Before your child starts school, one of the first things you should do is contact the school. This step should be completed as early as the spring before your little one starts classes. Most schools already have policies in place to protect children with food allergies such as a peanut-free cafeteria, or peanut-free classrooms. Regardless of whether or not your child’s school already has a policy in place, it’s still important for them to know that your child has an allergy. This will make it easier for them to keep track of your little one and make any adjustments to their learning environment.
Contacting the school early on is also a good way to give you peace of mind that your child will be okay. As a parent, you will most likely have numerous questions about how the school will care for your child’s wellbeing. Do they have a nurse on site who is familiar with food allergies? Will the school send out a note to the other parents in your child’s class? These are important questions, and contacting the school will help you get the answers and clarity that you need.
Visit the Doctor Before the Start of the School Year
When you contact your child’s school, they will most likely request that you bring in a note from your doctor allowing your child to carry an EpiPen® or other medication if needed. It’s important to obtain the proper forms from your child’s doctor, as well as create an emergency action plan should your child have an allergic reaction at school.
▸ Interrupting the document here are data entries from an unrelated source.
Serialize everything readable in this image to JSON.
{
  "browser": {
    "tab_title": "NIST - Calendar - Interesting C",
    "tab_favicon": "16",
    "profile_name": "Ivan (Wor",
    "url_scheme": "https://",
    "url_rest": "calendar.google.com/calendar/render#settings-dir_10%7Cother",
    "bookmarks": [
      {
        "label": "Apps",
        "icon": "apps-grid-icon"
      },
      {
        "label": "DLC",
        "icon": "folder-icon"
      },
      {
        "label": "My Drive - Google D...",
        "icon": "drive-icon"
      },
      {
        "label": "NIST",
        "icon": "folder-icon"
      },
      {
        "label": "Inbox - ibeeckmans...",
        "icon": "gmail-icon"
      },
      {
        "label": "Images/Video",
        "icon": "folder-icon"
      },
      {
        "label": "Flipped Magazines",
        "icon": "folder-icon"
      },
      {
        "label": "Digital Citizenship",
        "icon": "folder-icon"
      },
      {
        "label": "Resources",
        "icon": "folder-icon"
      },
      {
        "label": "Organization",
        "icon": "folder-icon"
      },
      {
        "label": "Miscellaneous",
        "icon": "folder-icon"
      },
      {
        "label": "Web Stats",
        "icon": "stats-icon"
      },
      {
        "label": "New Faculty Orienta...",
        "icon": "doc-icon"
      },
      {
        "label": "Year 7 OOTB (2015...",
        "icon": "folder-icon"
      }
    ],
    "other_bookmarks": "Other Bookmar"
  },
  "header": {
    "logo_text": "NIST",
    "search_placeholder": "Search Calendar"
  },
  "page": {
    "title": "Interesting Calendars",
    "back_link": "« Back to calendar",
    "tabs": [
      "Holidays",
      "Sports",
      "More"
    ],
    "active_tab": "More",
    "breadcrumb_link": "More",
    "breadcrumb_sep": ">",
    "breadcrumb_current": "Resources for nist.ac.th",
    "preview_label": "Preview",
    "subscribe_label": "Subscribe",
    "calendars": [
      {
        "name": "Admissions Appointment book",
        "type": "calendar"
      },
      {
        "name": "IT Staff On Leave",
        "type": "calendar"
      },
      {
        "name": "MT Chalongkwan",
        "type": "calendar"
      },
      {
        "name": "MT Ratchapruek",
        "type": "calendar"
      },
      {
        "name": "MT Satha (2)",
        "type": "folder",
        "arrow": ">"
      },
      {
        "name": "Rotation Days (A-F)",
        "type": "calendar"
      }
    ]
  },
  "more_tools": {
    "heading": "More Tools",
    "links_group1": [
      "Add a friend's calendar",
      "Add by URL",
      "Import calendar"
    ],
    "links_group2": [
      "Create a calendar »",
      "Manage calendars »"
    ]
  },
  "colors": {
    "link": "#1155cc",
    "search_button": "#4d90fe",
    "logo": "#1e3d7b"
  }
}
Your appointment will also be a good time for you to ask your child’s doctor any questions you may have about your child’s safety while at school.